All of these are things people typically sacrifice during Lent as they seek to affirm their faith, and each one is truly admirable. Giving up caffeine and cigarettes can be particularly trying given the physiological response to the absence of caffeine and nicotine in the body. While I respect those whose determination causes them to choose difficult sacrifices, I confess that what I really want to give up for Lent is cleaning out my car.
Tennis racquets, cans of used tennis balls, an assortment of tennis shoes, and trekking poles are among the detritus usually visible through the car windows. My Hospice vest and ID badge are consigned to the hook by the left rear window, or I would never arrive for volunteer service suitably attired. The passenger side floor is nearly always littered with empty water, and sometimes soda, bottles. Being forever on my way to or from the public library, there is always a pile of books in the front seat to be carried into the house or deposited in the book return. CDs and their cases are strewn across the back seat, along with the sun protector, assorted clothing, and anything else that doesn’t fit in the passenger seat.
I suppose it is akin to a teenager’s bedroom on wheels, and I am comfortable ignoring the interesting array of items surrounding me on my journey. Only when the mess gets completely out of control do I reluctantly undertake a cleaning spree.

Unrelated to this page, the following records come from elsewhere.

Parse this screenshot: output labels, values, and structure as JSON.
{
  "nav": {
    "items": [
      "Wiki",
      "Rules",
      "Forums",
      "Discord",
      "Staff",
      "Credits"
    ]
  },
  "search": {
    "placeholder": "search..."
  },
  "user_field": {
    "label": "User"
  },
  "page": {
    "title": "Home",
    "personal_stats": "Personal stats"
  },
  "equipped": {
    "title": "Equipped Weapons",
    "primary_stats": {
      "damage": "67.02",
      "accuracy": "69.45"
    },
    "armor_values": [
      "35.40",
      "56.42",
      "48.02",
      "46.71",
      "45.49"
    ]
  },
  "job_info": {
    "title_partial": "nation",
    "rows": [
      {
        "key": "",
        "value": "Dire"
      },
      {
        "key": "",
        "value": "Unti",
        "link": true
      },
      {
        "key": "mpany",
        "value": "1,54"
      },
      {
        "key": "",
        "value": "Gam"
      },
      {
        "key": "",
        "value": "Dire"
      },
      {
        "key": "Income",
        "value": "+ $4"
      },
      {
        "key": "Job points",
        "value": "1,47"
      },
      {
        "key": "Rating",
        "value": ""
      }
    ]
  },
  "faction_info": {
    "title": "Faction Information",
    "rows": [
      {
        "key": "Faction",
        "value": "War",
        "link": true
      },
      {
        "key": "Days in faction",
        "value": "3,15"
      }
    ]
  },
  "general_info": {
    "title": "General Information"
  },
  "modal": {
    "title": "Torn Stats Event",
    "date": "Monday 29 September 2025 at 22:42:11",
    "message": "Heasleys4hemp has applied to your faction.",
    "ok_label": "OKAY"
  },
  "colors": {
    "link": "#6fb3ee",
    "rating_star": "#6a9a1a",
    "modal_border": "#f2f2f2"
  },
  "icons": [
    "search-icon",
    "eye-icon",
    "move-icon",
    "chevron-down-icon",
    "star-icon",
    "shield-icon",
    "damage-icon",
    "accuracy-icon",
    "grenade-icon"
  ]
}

Several years ago my nephew attempted to ride home with me after a baseball game. He opened the back door of my car and came face to face with an all-but-insurmountable pile of debris. “Julie, when do you clean out your car?” was his indignant cry. Then, as now, I wished the answer was “never.”